[Opening Provided entries section]

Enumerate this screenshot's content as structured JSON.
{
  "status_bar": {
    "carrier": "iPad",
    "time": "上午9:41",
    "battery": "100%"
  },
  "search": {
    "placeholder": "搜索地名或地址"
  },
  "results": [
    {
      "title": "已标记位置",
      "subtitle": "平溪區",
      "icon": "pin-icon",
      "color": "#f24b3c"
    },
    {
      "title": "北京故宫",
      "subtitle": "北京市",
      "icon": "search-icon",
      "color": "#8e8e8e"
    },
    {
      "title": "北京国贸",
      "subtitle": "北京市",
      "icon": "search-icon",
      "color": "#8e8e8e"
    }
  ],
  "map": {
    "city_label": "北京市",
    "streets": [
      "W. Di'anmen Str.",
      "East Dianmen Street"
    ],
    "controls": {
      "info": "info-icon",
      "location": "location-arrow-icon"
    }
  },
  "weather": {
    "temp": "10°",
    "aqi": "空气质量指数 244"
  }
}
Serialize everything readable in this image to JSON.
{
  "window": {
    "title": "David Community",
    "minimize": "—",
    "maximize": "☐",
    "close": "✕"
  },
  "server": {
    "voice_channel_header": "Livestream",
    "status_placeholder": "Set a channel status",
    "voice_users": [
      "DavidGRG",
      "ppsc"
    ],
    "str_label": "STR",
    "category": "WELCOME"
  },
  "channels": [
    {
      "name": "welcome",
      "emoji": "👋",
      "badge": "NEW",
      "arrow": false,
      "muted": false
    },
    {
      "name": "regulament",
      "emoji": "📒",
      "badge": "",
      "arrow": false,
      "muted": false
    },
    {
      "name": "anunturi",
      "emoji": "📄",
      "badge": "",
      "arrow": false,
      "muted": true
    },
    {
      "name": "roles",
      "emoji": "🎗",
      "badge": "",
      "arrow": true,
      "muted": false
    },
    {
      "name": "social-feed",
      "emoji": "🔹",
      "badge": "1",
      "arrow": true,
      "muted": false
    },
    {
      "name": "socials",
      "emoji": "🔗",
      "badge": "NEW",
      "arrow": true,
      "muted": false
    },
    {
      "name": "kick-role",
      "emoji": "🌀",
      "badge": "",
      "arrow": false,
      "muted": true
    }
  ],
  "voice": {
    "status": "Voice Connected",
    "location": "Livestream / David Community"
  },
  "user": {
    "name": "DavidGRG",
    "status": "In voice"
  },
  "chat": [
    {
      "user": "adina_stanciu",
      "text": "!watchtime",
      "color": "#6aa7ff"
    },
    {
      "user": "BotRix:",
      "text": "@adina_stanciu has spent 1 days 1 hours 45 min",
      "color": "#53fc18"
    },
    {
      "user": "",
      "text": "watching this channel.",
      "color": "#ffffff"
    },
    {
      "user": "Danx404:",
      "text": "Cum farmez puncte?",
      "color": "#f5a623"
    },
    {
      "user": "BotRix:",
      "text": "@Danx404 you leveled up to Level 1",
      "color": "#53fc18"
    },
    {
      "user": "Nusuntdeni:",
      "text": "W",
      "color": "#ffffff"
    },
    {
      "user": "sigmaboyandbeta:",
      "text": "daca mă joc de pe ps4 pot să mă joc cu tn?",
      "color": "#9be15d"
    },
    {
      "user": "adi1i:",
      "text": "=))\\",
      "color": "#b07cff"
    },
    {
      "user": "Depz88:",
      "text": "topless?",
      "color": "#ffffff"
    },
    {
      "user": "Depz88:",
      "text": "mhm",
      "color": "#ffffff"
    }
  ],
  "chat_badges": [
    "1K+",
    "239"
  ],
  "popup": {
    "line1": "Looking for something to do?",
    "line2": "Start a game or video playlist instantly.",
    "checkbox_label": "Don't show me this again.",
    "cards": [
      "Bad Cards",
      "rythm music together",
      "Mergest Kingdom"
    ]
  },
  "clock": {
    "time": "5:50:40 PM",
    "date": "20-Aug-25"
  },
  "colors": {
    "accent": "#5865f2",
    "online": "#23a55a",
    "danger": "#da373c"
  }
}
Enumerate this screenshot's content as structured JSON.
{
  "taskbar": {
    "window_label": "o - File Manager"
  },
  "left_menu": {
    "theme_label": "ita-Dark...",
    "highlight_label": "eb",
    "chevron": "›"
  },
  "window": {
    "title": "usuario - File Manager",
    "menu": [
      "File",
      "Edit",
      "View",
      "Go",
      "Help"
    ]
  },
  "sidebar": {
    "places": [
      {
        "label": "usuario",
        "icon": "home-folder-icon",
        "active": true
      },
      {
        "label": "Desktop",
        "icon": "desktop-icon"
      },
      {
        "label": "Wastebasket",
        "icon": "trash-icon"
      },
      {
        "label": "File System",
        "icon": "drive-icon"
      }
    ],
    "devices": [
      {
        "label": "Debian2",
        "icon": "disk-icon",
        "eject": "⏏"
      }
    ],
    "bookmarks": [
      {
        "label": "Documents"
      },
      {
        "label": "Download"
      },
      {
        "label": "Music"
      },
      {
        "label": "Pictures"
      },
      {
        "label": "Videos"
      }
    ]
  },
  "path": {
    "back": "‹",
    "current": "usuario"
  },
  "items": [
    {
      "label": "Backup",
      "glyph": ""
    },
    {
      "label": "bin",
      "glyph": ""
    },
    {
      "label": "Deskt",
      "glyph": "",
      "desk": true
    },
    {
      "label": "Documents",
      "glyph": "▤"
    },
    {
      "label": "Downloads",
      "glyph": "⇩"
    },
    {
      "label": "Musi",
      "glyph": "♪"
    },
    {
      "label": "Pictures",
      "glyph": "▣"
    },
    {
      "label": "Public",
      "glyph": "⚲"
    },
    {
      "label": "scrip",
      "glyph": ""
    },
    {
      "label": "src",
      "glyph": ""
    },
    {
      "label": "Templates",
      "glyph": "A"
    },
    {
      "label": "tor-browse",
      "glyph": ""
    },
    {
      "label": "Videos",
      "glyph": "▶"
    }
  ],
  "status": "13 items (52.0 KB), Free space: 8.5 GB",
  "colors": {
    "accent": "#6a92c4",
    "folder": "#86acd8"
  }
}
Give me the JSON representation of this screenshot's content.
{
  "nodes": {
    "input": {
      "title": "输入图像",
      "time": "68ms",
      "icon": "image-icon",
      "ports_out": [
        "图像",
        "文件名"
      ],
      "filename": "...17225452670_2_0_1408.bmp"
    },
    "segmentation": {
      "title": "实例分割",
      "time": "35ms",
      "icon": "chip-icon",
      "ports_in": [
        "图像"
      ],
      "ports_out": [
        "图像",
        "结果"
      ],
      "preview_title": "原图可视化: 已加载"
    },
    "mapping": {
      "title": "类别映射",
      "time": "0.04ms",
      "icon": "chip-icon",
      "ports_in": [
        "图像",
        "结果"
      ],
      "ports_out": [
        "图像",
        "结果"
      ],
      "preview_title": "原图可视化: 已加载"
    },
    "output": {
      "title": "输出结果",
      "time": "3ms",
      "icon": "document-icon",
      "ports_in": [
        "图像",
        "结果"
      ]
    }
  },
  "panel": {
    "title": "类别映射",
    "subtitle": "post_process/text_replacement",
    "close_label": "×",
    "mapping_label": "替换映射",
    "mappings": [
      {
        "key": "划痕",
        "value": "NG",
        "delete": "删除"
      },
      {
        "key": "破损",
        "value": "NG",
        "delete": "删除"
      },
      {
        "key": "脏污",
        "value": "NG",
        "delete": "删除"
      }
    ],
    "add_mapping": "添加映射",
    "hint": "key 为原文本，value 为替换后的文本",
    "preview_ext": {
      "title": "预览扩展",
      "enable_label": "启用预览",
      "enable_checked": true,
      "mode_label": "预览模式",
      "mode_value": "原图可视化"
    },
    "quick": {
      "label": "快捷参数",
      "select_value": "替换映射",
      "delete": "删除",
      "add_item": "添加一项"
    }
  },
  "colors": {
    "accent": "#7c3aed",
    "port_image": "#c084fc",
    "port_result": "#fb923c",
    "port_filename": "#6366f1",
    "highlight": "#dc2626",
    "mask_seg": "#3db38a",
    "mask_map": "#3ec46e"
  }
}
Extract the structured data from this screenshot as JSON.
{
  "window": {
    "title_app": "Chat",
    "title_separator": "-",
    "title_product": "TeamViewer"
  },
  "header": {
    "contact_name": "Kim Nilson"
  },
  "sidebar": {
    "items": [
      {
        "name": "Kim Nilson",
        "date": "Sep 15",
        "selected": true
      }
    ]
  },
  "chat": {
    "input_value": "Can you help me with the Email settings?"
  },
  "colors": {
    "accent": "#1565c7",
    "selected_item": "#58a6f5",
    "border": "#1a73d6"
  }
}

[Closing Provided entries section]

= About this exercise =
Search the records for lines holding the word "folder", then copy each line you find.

= Result of the task =
        "icon": "home-folder-icon",
    "folder": "#86acd8"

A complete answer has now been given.